### The task
Take every line of the material and reproduce it exactly.

### Data for analysis
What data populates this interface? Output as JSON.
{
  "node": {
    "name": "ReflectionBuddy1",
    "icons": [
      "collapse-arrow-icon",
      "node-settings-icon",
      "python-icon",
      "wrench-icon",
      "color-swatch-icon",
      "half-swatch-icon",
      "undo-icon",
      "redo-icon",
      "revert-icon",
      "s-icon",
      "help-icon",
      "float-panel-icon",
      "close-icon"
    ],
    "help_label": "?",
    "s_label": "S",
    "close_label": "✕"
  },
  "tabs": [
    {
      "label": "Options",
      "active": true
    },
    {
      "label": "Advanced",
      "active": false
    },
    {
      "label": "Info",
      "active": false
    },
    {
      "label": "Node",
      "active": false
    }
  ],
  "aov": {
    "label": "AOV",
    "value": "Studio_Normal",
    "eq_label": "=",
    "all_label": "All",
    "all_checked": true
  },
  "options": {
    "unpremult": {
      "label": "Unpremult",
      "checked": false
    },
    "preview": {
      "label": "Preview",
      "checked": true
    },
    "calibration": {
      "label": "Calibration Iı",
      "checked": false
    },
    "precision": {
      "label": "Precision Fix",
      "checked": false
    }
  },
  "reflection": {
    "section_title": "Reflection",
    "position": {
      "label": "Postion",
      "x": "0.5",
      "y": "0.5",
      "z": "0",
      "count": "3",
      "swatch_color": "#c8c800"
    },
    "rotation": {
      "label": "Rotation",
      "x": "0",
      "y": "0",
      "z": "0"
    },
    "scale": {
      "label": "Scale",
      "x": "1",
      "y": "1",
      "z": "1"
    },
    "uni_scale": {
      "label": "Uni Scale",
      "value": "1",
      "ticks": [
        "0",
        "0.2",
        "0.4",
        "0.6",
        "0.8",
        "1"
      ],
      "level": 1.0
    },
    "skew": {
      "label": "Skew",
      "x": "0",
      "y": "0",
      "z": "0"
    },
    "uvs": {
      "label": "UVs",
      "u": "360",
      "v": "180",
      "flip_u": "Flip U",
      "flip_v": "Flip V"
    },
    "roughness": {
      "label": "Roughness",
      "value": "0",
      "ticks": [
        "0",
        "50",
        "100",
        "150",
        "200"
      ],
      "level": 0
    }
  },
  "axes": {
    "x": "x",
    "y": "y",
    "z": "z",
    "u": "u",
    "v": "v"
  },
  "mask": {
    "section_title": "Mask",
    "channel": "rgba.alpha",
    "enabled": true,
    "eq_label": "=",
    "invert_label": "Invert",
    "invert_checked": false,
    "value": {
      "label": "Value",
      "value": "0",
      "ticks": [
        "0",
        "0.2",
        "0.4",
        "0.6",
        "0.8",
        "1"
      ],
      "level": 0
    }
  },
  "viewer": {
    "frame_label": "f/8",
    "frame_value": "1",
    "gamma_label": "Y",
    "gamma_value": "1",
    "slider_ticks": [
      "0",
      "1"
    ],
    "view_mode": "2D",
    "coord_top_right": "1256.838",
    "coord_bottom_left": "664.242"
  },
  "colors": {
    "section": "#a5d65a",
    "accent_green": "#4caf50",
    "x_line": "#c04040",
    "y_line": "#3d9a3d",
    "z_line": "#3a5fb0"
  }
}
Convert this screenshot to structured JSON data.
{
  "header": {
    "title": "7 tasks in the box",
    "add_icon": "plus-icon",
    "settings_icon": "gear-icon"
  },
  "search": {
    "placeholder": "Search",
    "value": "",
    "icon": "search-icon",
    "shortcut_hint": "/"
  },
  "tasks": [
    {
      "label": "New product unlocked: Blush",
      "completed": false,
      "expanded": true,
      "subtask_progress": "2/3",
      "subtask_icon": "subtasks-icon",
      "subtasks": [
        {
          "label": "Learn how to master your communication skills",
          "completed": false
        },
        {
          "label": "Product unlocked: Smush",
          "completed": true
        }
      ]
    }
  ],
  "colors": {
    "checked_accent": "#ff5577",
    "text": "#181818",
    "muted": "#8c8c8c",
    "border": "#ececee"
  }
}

### Answer section
What data populates this interface? Output as JSON.
{
  "node": {
    "name": "ReflectionBuddy1",
    "icons": [
      "collapse-arrow-icon",
      "node-settings-icon",
      "python-icon",
      "wrench-icon",
      "color-swatch-icon",
      "half-swatch-icon",
      "undo-icon",
      "redo-icon",
      "revert-icon",
      "s-icon",
      "help-icon",
      "float-panel-icon",
      "close-icon"
    ],
    "help_label": "?",
    "s_label": "S",
    "close_label": "✕"
  },
  "tabs": [
    {
      "label": "Options",
      "active": true
    },
    {
      "label": "Advanced",
      "active": false
    },
    {
      "label": "Info",
      "active": false
    },
    {
      "label": "Node",
      "active": false
    }
  ],
  "aov": {
    "label": "AOV",
    "value": "Studio_Normal",
    "eq_label": "=",
    "all_label": "All",
    "all_checked": true
  },
  "options": {
    "unpremult": {
      "label": "Unpremult",
      "checked": false
    },
    "preview": {
      "label": "Preview",
      "checked": true
    },
    "calibration": {
      "label": "Calibration Iı",
      "checked": false
    },
    "precision": {
      "label": "Precision Fix",
      "checked": false
    }
  },
  "reflection": {
    "section_title": "Reflection",
    "position": {
      "label": "Postion",
      "x": "0.5",
      "y": "0.5",
      "z": "0",
      "count": "3",
      "swatch_color": "#c8c800"
    },
    "rotation": {
      "label": "Rotation",
      "x": "0",
      "y": "0",
      "z": "0"
    },
    "scale": {
      "label": "Scale",
      "x": "1",
      "y": "1",
      "z": "1"
    },
    "uni_scale": {
      "label": "Uni Scale",
      "value": "1",
      "ticks": [
        "0",
        "0.2",
        "0.4",
        "0.6",
        "0.8",
        "1"
      ],
      "level": 1.0
    },
    "skew": {
      "label": "Skew",
      "x": "0",
      "y": "0",
      "z": "0"
    },
    "uvs": {
      "label": "UVs",
      "u": "360",
      "v": "180",
      "flip_u": "Flip U",
      "flip_v": "Flip V"
    },
    "roughness": {
      "label": "Roughness",
      "value": "0",
      "ticks": [
        "0",
        "50",
        "100",
        "150",
        "200"
      ],
      "level": 0
    }
  },
  "axes": {
    "x": "x",
    "y": "y",
    "z": "z",
    "u": "u",
    "v": "v"
  },
  "mask": {
    "section_title": "Mask",
    "channel": "rgba.alpha",
    "enabled": true,
    "eq_label": "=",
    "invert_label": "Invert",
    "invert_checked": false,
    "value": {
      "label": "Value",
      "value": "0",
      "ticks": [
        "0",
        "0.2",
        "0.4",
        "0.6",
        "0.8",
        "1"
      ],
      "level": 0
    }
  },
  "viewer": {
    "frame_label": "f/8",
    "frame_value": "1",
    "gamma_label": "Y",
    "gamma_value": "1",
    "slider_ticks": [
      "0",
      "1"
    ],
    "view_mode": "2D",
    "coord_top_right": "1256.838",
    "coord_bottom_left": "664.242"
  },
  "colors": {
    "section": "#a5d65a",
    "accent_green": "#4caf50",
    "x_line": "#c04040",
    "y_line": "#3d9a3d",
    "z_line": "#3a5fb0"
  }
}
Convert this screenshot to structured JSON data.
{
  "header": {
    "title": "7 tasks in the box",
    "add_icon": "plus-icon",
    "settings_icon": "gear-icon"
  },
  "search": {
    "placeholder": "Search",
    "value": "",
    "icon": "search-icon",
    "shortcut_hint": "/"
  },
  "tasks": [
    {
      "label": "New product unlocked: Blush",
      "completed": false,
      "expanded": true,
      "subtask_progress": "2/3",
      "subtask_icon": "subtasks-icon",
      "subtasks": [
        {
          "label": "Learn how to master your communication skills",
          "completed": false
        },
        {
          "label": "Product unlocked: Smush",
          "completed": true
        }
      ]
    }
  ],
  "colors": {
    "checked_accent": "#ff5577",
    "text": "#181818",
    "muted": "#8c8c8c",
    "border": "#ececee"
  }
}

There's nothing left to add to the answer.